Cosplay is indeed a very serious business at New York COMICON. What was a bit of a revelation to me is how overtly kinky it is (while still sort of pretending that it isn't).
"COSPLAY IS NOT CONSENT" chastened a bunch of oversize signs near all the entrances, apparently in response to what had become an annual groping epidemic. In truth, given the vast proliferation of vinyl corsets and mounds of hoisted, buxomatic cleavage straight from vintage Heavy Metal magazine covers, NY Comicon does, in fact, resemble a breast-grabbing invitational, or at least a burlesque convention in Mordor.
Some costumed enthusiasts are so wildly convincing, and so wildly convinced of their baroque and wholly realized otherness, there is no point in arguing that they are human beings. It would only confuse them, and be a cruel waste of time.

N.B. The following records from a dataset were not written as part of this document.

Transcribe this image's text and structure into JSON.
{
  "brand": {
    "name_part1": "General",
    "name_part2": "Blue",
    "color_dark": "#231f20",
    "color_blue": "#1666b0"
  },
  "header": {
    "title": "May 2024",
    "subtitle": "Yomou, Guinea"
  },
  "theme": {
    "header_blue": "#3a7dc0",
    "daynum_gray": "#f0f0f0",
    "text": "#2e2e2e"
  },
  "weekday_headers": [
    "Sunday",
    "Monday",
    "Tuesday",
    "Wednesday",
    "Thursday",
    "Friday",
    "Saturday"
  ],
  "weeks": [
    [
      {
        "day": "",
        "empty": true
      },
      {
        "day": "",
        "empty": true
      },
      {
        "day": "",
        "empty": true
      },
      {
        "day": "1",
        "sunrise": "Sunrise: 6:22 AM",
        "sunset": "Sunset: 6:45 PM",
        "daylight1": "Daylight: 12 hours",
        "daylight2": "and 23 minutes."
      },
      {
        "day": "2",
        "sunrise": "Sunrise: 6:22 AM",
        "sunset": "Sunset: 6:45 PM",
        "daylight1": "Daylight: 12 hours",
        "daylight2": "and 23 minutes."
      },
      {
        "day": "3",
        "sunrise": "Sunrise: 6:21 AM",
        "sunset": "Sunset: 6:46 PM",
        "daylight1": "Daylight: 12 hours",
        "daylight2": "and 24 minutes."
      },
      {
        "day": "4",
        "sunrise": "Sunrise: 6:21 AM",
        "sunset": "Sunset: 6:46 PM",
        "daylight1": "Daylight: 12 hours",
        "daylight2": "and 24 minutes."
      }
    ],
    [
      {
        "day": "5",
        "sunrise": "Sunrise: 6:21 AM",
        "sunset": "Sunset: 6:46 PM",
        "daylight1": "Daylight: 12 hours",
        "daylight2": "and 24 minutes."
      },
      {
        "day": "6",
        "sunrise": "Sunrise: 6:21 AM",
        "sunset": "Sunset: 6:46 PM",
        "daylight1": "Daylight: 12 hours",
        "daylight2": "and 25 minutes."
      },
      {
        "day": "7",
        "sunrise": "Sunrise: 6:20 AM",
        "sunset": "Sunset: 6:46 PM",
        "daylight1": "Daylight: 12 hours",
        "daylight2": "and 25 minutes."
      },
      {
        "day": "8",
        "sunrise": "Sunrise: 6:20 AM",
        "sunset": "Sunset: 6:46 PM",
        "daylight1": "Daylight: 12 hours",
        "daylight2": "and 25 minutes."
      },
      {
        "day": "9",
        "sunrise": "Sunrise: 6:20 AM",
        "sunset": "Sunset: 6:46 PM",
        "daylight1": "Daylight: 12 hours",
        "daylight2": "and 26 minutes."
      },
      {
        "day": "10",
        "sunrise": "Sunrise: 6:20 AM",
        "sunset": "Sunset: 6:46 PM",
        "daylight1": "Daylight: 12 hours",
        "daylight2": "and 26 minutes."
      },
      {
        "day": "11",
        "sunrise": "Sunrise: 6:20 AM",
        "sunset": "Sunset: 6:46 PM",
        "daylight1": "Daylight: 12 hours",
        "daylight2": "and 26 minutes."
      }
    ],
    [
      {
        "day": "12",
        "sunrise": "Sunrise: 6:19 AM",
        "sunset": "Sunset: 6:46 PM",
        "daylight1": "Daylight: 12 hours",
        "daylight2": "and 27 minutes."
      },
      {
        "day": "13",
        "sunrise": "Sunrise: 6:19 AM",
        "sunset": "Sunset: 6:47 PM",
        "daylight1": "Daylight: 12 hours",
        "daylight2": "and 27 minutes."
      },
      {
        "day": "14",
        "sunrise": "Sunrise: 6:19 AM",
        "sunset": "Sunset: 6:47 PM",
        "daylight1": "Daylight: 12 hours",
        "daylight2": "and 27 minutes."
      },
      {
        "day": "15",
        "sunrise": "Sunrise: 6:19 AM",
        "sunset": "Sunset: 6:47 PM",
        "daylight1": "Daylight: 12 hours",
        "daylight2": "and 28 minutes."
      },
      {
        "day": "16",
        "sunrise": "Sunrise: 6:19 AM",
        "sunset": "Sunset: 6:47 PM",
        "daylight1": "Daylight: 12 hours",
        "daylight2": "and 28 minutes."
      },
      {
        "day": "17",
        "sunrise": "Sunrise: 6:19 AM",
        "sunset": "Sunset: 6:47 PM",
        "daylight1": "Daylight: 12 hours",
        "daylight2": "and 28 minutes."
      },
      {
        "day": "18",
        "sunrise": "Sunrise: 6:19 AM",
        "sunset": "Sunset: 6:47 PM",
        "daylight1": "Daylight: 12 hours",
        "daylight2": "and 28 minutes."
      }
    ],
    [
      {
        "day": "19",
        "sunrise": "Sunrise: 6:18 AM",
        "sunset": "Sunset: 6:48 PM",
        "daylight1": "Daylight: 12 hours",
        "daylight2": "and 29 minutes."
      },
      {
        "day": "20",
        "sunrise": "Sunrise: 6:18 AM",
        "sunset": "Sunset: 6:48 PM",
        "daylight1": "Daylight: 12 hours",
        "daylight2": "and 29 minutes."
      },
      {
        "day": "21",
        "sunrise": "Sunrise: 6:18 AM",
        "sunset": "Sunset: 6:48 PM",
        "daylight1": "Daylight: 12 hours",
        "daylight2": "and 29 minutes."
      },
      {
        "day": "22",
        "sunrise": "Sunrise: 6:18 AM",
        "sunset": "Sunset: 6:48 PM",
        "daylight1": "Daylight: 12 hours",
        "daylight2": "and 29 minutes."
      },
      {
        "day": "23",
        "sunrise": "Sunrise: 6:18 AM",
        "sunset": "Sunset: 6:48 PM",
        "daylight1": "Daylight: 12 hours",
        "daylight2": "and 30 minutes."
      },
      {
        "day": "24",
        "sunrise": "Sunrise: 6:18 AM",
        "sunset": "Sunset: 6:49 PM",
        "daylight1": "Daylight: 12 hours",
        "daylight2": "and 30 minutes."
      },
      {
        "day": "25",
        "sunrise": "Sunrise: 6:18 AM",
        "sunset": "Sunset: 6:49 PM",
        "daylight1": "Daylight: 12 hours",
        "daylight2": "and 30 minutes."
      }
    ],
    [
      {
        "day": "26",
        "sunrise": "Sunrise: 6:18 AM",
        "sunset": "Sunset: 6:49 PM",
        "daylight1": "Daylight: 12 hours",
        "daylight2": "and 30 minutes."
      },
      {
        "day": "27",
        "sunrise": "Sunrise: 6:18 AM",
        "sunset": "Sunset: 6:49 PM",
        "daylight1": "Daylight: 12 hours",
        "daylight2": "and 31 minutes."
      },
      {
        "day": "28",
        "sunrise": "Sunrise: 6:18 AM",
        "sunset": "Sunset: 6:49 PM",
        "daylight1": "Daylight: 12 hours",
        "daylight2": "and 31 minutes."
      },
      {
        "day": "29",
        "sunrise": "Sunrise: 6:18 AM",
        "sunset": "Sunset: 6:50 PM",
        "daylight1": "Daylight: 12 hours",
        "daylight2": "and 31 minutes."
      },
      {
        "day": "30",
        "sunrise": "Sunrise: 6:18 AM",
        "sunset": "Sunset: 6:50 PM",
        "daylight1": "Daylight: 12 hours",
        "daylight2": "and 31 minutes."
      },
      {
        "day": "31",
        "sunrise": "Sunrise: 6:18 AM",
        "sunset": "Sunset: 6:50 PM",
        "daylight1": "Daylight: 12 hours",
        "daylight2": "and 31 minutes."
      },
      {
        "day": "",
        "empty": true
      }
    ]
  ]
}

There was a tribe of pastel-haired, prepubescent children seated on the floor at one point -- we opted not to interview at first because the thought of having to scramble around securing release forms from their parents was too daunting. Later, I spoke to one of them: an elf-girl with giant pink eyes and long blue braids who, though she was well under 5 feet tall and weighed no more than 70 pounds -- turned out to be fully-grown, adult woman, carrying a handmade missile-launcher with a stuffed bulldog inside the barrel. Her fellow tribespersons, it turned out, also just happened to be preternaturally tiny, lissome, mischief-causing imps with giant anime-eyes and adult bodies the size of human nine-year olds, who shared a fanatic devotion and identification with the same comic-book series - and had somehow all found each other and were able to work this out.
At the risk of sounding offensive, it did beg the question: if these aren't real elves, what exactly are real pygmies? And what could they claim over these elves in terms of realness? Villages? DNA? History? Magico-Realism? NY COMICON problematized identity politics into one big miasma of glitter-glue and penis-gourd ornaments.
What was really so different about all this costumed rigamarole -- steely-jawed, humorless rubber Batmans, light-saber-wielding Jedi Knights, or blue girls with four arms -- and, say, gentlemen who stand on street-corners wearing Official NBA basketball jerseys? Or, for that matter -- what makes COMICON so different from Courtney Stodden? Don't most of us inject a little fantasy into our fashion every day, even if it's only a blue blazer that has never been within 20 nautical miles of a yacht club?
While one of the producers was actively bleeding from the feet after spending the day in yellow couture boots (from Moschino's recent "Sponge Bob" collection - no lie), I thanked my lucky stars that I'd at least picked up one intelligent tip from fetish balls past: I was wearing genuine vinyl sex-worker thigh-high boots, instead of "genuine" couture foot-shredders.
Whether you're Catwoman, a unicorn princess or merely a working fashion journalist, it should always be remembered that boots are ideally made for walking.
Contact Cintra Wilson for all of your editing, script-doctoring, and book-midwifing needs. CintraW@gmail.com
Artwork: “Barbie Submission,” oil on linen by Cintra Wilson, 2021